[Stored records]

-=-=-

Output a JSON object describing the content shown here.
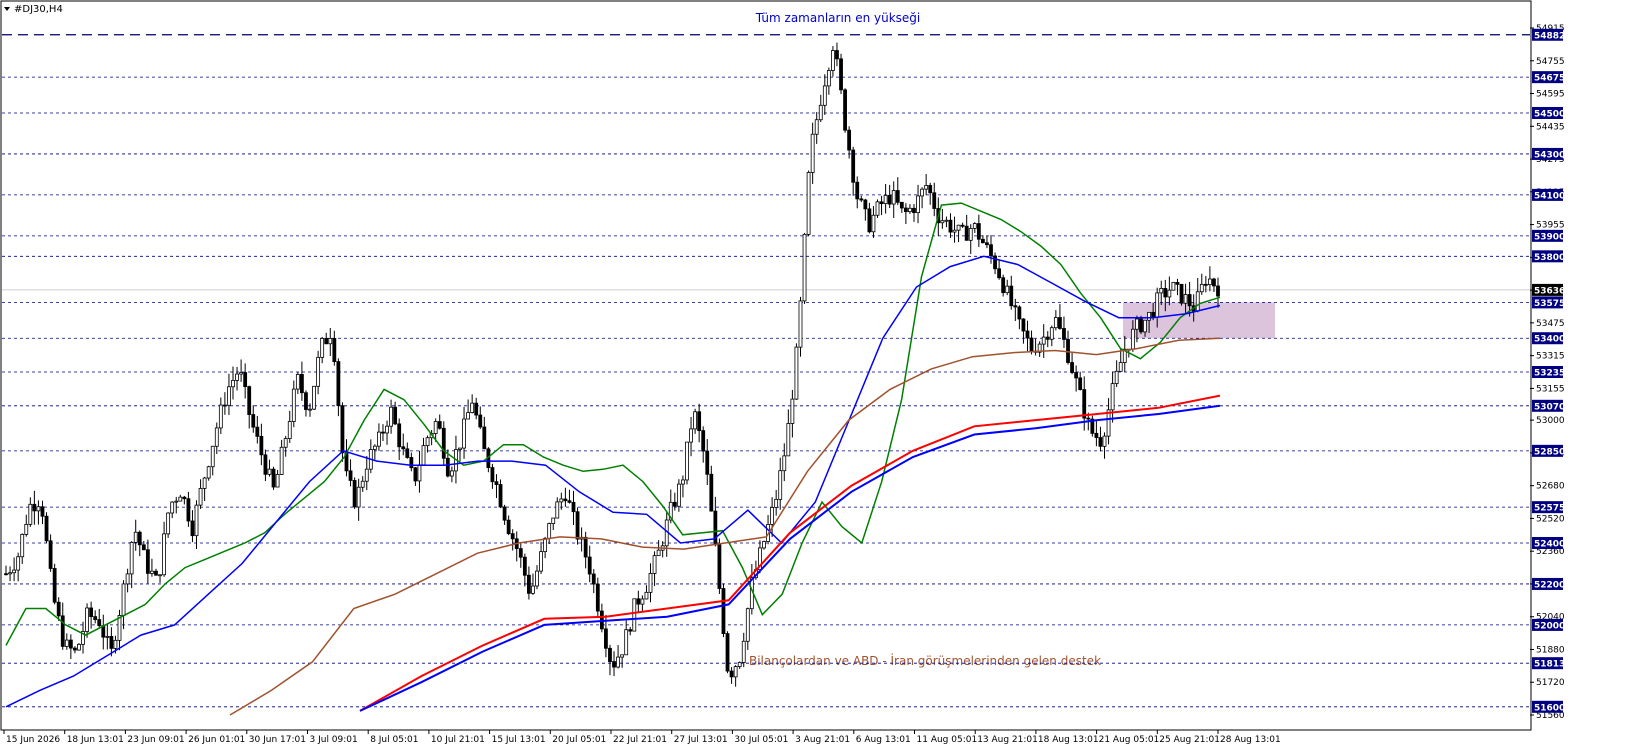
{
  "window": {
    "symbol_title": "#DJ30,H4",
    "menu_icon": "triangle-down-icon"
  },
  "chart_data": {
    "type": "candlestick",
    "symbol": "#DJ30",
    "timeframe": "H4",
    "ylim": [
      51560,
      54915
    ],
    "grid": false,
    "annotations": {
      "all_time_high": "Tüm zamanların en yükseği",
      "support_note": "Bilançolardan ve ABD - İran görüşmelerinden gelen destek"
    },
    "all_time_high_level": 54882,
    "horizontal_levels": [
      54882,
      54675,
      54500,
      54300,
      54100,
      53900,
      53800,
      53575,
      53400,
      53235,
      53070,
      52850,
      52575,
      52400,
      52200,
      52000,
      51813,
      51600
    ],
    "current_price": 53636,
    "price_ticks": [
      54915,
      54755,
      54595,
      54435,
      54275,
      54115,
      53955,
      53795,
      53635,
      53475,
      53315,
      53155,
      53000,
      52840,
      52680,
      52520,
      52360,
      52200,
      52040,
      51880,
      51720,
      51560
    ],
    "time_labels": [
      "15 Jun 2026",
      "18 Jun 13:01",
      "23 Jun 09:01",
      "26 Jun 01:01",
      "30 Jun 17:01",
      "3 Jul 09:01",
      "8 Jul 05:01",
      "10 Jul 21:01",
      "15 Jul 13:01",
      "20 Jul 05:01",
      "22 Jul 21:01",
      "27 Jul 13:01",
      "30 Jul 05:01",
      "3 Aug 21:01",
      "6 Aug 13:01",
      "11 Aug 05:01",
      "13 Aug 21:01",
      "18 Aug 13:01",
      "21 Aug 05:01",
      "25 Aug 21:01",
      "28 Aug 13:01"
    ],
    "close_path": [
      52250,
      52330,
      52580,
      52620,
      52150,
      51900,
      51860,
      52050,
      52020,
      51850,
      52150,
      52480,
      52300,
      52200,
      52580,
      52660,
      52480,
      52720,
      52950,
      53150,
      53250,
      53000,
      52820,
      52650,
      52920,
      53200,
      53050,
      53350,
      53450,
      52750,
      52600,
      52800,
      52900,
      53050,
      52850,
      52700,
      52900,
      53000,
      52750,
      52900,
      53100,
      52850,
      52700,
      52500,
      52350,
      52150,
      52350,
      52550,
      52650,
      52450,
      52300,
      52050,
      51800,
      51900,
      52100,
      52200,
      52350,
      52550,
      52700,
      53050,
      52800,
      52300,
      51750,
      51850,
      52200,
      52400,
      52600,
      52900,
      53400,
      54300,
      54600,
      54850,
      54450,
      54100,
      53950,
      54050,
      54100,
      54000,
      54050,
      54150,
      54000,
      53950,
      53900,
      53950,
      53850,
      53750,
      53600,
      53450,
      53350,
      53400,
      53500,
      53350,
      53150,
      52950,
      52900,
      53150,
      53350,
      53450,
      53500,
      53600,
      53650,
      53600,
      53550,
      53700,
      53650
    ],
    "series": [
      {
        "name": "",
        "color": "#008000",
        "values": [
          51900,
          52080,
          52080,
          52000,
          51950,
          52000,
          52050,
          52100,
          52200,
          52280,
          52320,
          52360,
          52400,
          52450,
          52540,
          52620,
          52700,
          52820,
          53000,
          53150,
          53100,
          52980,
          52850,
          52780,
          52800,
          52880,
          52880,
          52820,
          52780,
          52750,
          52760,
          52780,
          52700,
          52580,
          52440,
          52450,
          52460,
          52280,
          52050,
          52150,
          52400,
          52600,
          52480,
          52400,
          52700,
          53100,
          53700,
          54050,
          54060,
          54020,
          53980,
          53920,
          53850,
          53760,
          53620,
          53500,
          53350,
          53300,
          53380,
          53500,
          53570,
          53600
        ]
      },
      {
        "name": "",
        "color": "#0000ff",
        "values": [
          51600,
          51680,
          51750,
          51850,
          51950,
          52000,
          52150,
          52300,
          52500,
          52700,
          52850,
          52800,
          52780,
          52780,
          52800,
          52800,
          52780,
          52650,
          52550,
          52540,
          52400,
          52420,
          52560,
          52400,
          52600,
          53000,
          53400,
          53650,
          53750,
          53800,
          53760,
          53670,
          53580,
          53500,
          53500,
          53520,
          53560
        ]
      },
      {
        "name": "",
        "color": "#a0522d",
        "values": [
          51560,
          51680,
          51820,
          52080,
          52150,
          52250,
          52350,
          52400,
          52430,
          52420,
          52380,
          52370,
          52400,
          52430,
          52750,
          53000,
          53150,
          53250,
          53310,
          53330,
          53340,
          53320,
          53350,
          53390,
          53400
        ]
      },
      {
        "name": "",
        "color": "#ff0000",
        "values": [
          51580,
          51750,
          51900,
          52030,
          52040,
          52080,
          52120,
          52450,
          52680,
          52850,
          52970,
          53000,
          53030,
          53060,
          53120
        ]
      },
      {
        "name": "",
        "color": "#0000ff",
        "values": [
          51580,
          51720,
          51870,
          52000,
          52020,
          52040,
          52100,
          52420,
          52650,
          52820,
          52930,
          52960,
          53000,
          53030,
          53070
        ]
      }
    ],
    "zone": {
      "from": 53400,
      "to": 53575,
      "color": "#d8bfd8"
    }
  }
}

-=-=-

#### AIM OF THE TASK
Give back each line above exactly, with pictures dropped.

#### YOUR SOLUTION
Output a JSON object describing the content shown here.
{
  "window": {
    "symbol_title": "#DJ30,H4",
    "menu_icon": "triangle-down-icon"
  },
  "chart_data": {
    "type": "candlestick",
    "symbol": "#DJ30",
    "timeframe": "H4",
    "ylim": [
      51560,
      54915
    ],
    "grid": false,
    "annotations": {
      "all_time_high": "Tüm zamanların en yükseği",
      "support_note": "Bilançolardan ve ABD - İran görüşmelerinden gelen destek"
    },
    "all_time_high_level": 54882,
    "horizontal_levels": [
      54882,
      54675,
      54500,
      54300,
      54100,
      53900,
      53800,
      53575,
      53400,
      53235,
      53070,
      52850,
      52575,
      52400,
      52200,
      52000,
      51813,
      51600
    ],
    "current_price": 53636,
    "price_ticks": [
      54915,
      54755,
      54595,
      54435,
      54275,
      54115,
      53955,
      53795,
      53635,
      53475,
      53315,
      53155,
      53000,
      52840,
      52680,
      52520,
      52360,
      52200,
      52040,
      51880,
      51720,
      51560
    ],
    "time_labels": [
      "15 Jun 2026",
      "18 Jun 13:01",
      "23 Jun 09:01",
      "26 Jun 01:01",
      "30 Jun 17:01",
      "3 Jul 09:01",
      "8 Jul 05:01",
      "10 Jul 21:01",
      "15 Jul 13:01",
      "20 Jul 05:01",
      "22 Jul 21:01",
      "27 Jul 13:01",
      "30 Jul 05:01",
      "3 Aug 21:01",
      "6 Aug 13:01",
      "11 Aug 05:01",
      "13 Aug 21:01",
      "18 Aug 13:01",
      "21 Aug 05:01",
      "25 Aug 21:01",
      "28 Aug 13:01"
    ],
    "close_path": [
      52250,
      52330,
      52580,
      52620,
      52150,
      51900,
      51860,
      52050,
      52020,
      51850,
      52150,
      52480,
      52300,
      52200,
      52580,
      52660,
      52480,
      52720,
      52950,
      53150,
      53250,
      53000,
      52820,
      52650,
      52920,
      53200,
      53050,
      53350,
      53450,
      52750,
      52600,
      52800,
      52900,
      53050,
      52850,
      52700,
      52900,
      53000,
      52750,
      52900,
      53100,
      52850,
      52700,
      52500,
      52350,
      52150,
      52350,
      52550,
      52650,
      52450,
      52300,
      52050,
      51800,
      51900,
      52100,
      52200,
      52350,
      52550,
      52700,
      53050,
      52800,
      52300,
      51750,
      51850,
      52200,
      52400,
      52600,
      52900,
      53400,
      54300,
      54600,
      54850,
      54450,
      54100,
      53950,
      54050,
      54100,
      54000,
      54050,
      54150,
      54000,
      53950,
      53900,
      53950,
      53850,
      53750,
      53600,
      53450,
      53350,
      53400,
      53500,
      53350,
      53150,
      52950,
      52900,
      53150,
      53350,
      53450,
      53500,
      53600,
      53650,
      53600,
      53550,
      53700,
      53650
    ],
    "series": [
      {
        "name": "",
        "color": "#008000",
        "values": [
          51900,
          52080,
          52080,
          52000,
          51950,
          52000,
          52050,
          52100,
          52200,
          52280,
          52320,
          52360,
          52400,
          52450,
          52540,
          52620,
          52700,
          52820,
          53000,
          53150,
          53100,
          52980,
          52850,
          52780,
          52800,
          52880,
          52880,
          52820,
          52780,
          52750,
          52760,
          52780,
          52700,
          52580,
          52440,
          52450,
          52460,
          52280,
          52050,
          52150,
          52400,
          52600,
          52480,
          52400,
          52700,
          53100,
          53700,
          54050,
          54060,
          54020,
          53980,
          53920,
          53850,
          53760,
          53620,
          53500,
          53350,
          53300,
          53380,
          53500,
          53570,
          53600
        ]
      },
      {
        "name": "",
        "color": "#0000ff",
        "values": [
          51600,
          51680,
          51750,
          51850,
          51950,
          52000,
          52150,
          52300,
          52500,
          52700,
          52850,
          52800,
          52780,
          52780,
          52800,
          52800,
          52780,
          52650,
          52550,
          52540,
          52400,
          52420,
          52560,
          52400,
          52600,
          53000,
          53400,
          53650,
          53750,
          53800,
          53760,
          53670,
          53580,
          53500,
          53500,
          53520,
          53560
        ]
      },
      {
        "name": "",
        "color": "#a0522d",
        "values": [
          51560,
          51680,
          51820,
          52080,
          52150,
          52250,
          52350,
          52400,
          52430,
          52420,
          52380,
          52370,
          52400,
          52430,
          52750,
          53000,
          53150,
          53250,
          53310,
          53330,
          53340,
          53320,
          53350,
          53390,
          53400
        ]
      },
      {
        "name": "",
        "color": "#ff0000",
        "values": [
          51580,
          51750,
          51900,
          52030,
          52040,
          52080,
          52120,
          52450,
          52680,
          52850,
          52970,
          53000,
          53030,
          53060,
          53120
        ]
      },
      {
        "name": "",
        "color": "#0000ff",
        "values": [
          51580,
          51720,
          51870,
          52000,
          52020,
          52040,
          52100,
          52420,
          52650,
          52820,
          52930,
          52960,
          53000,
          53030,
          53070
        ]
      }
    ],
    "zone": {
      "from": 53400,
      "to": 53575,
      "color": "#d8bfd8"
    }
  }
}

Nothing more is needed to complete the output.